# Your task
A copy is needed of each line in the records that has the word "desc".
===== Provided records =====
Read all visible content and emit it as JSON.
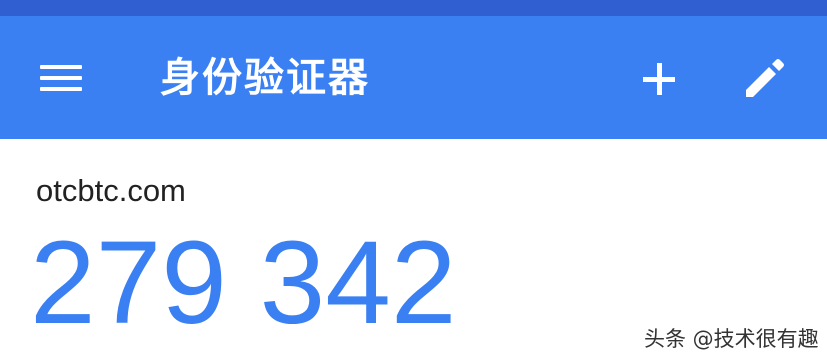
{
  "colors": {
    "status_bar": "#2f5fd0",
    "app_bar": "#3a80f2",
    "code": "#3a80f2",
    "issuer": "#222222",
    "background": "#ffffff"
  },
  "app_bar": {
    "title": "身份验证器",
    "menu_icon": "menu-icon",
    "add_icon": "plus-icon",
    "edit_icon": "pencil-icon"
  },
  "accounts": [
    {
      "issuer": "otcbtc.com",
      "code": "279 342"
    }
  ],
  "watermark": "头条 @技术很有趣"
}
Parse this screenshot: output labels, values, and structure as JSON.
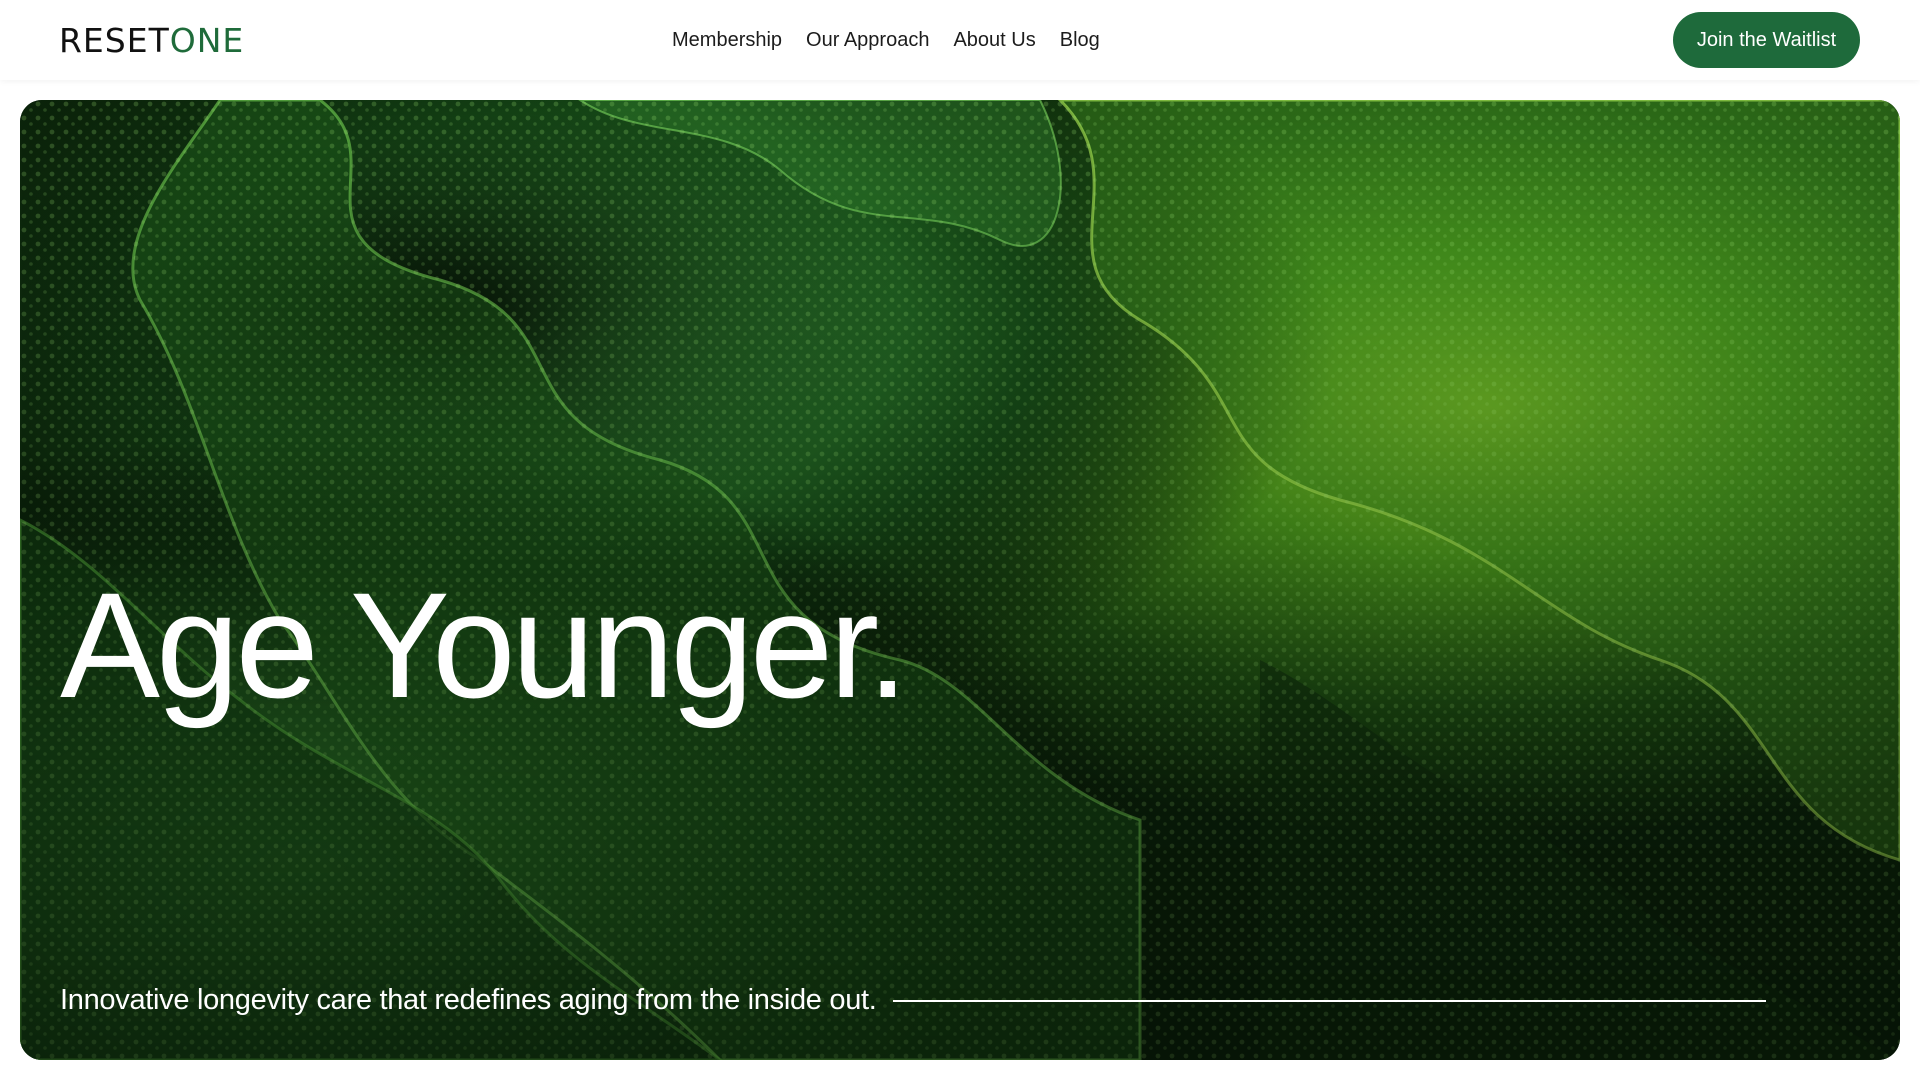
{
  "brand": {
    "name_part1": "RESET",
    "name_part2": "ONE",
    "accent_color": "#1e6a3b"
  },
  "nav": {
    "items": [
      {
        "label": "Membership"
      },
      {
        "label": "Our Approach"
      },
      {
        "label": "About Us"
      },
      {
        "label": "Blog"
      }
    ]
  },
  "header": {
    "cta_label": "Join the Waitlist"
  },
  "hero": {
    "headline": "Age Younger.",
    "tagline": "Innovative longevity care that redefines aging from the inside out.",
    "image": "green-cellular-macro-texture"
  }
}
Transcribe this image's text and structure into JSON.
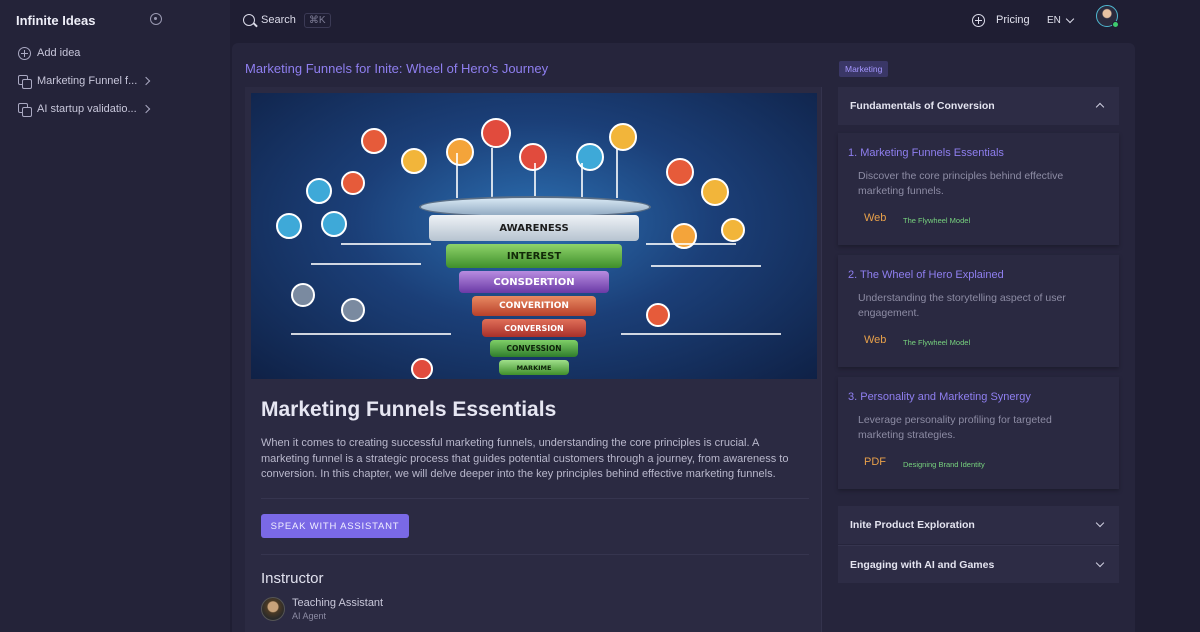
{
  "sidebar": {
    "brand": "Infinite Ideas",
    "items": [
      {
        "label": "Add idea",
        "icon": "plus-circle-icon"
      },
      {
        "label": "Marketing Funnel f...",
        "icon": "copy-icon"
      },
      {
        "label": "AI startup validatio...",
        "icon": "copy-icon"
      }
    ]
  },
  "topbar": {
    "search_label": "Search",
    "search_shortcut": "⌘K",
    "pricing_label": "Pricing",
    "language": "EN"
  },
  "main": {
    "idea_title": "Marketing Funnels for Inite: Wheel of Hero's Journey",
    "hero_image": {
      "funnel_layers": [
        "AWARENESS",
        "INTEREST",
        "CONSDERTION",
        "CONVERITION",
        "CONVERSION",
        "CONVESSION",
        "MARKIME"
      ]
    },
    "content_title": "Marketing Funnels Essentials",
    "content_body": "When it comes to creating successful marketing funnels, understanding the core principles is crucial. A marketing funnel is a strategic process that guides potential customers through a journey, from awareness to conversion. In this chapter, we will delve deeper into the key principles behind effective marketing funnels.",
    "speak_button": "SPEAK WITH ASSISTANT",
    "instructor": {
      "heading": "Instructor",
      "name": "Teaching Assistant",
      "role": "AI Agent"
    }
  },
  "right": {
    "tag": "Marketing",
    "sections": [
      {
        "title": "Fundamentals of Conversion",
        "expanded": true,
        "lessons": [
          {
            "title": "1. Marketing Funnels Essentials",
            "desc": "Discover the core principles behind effective marketing funnels.",
            "type": "Web",
            "ref": "The Flywheel Model"
          },
          {
            "title": "2. The Wheel of Hero Explained",
            "desc": "Understanding the storytelling aspect of user engagement.",
            "type": "Web",
            "ref": "The Flywheel Model"
          },
          {
            "title": "3. Personality and Marketing Synergy",
            "desc": "Leverage personality profiling for targeted marketing strategies.",
            "type": "PDF",
            "ref": "Designing Brand Identity"
          }
        ]
      },
      {
        "title": "Inite Product Exploration",
        "expanded": false
      },
      {
        "title": "Engaging with AI and Games",
        "expanded": false
      }
    ]
  },
  "colors": {
    "accent": "#7a69e6",
    "link": "#8f7ff0",
    "type_badge": "#e7a04a",
    "ref_text": "#77d27e"
  }
}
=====
# Solution to this task
            "desc": "Discover the core principles behind effective marketing funnels.",
            "desc": "Understanding the storytelling aspect of user engagement.",
            "desc": "Leverage personality profiling for targeted marketing strategies.",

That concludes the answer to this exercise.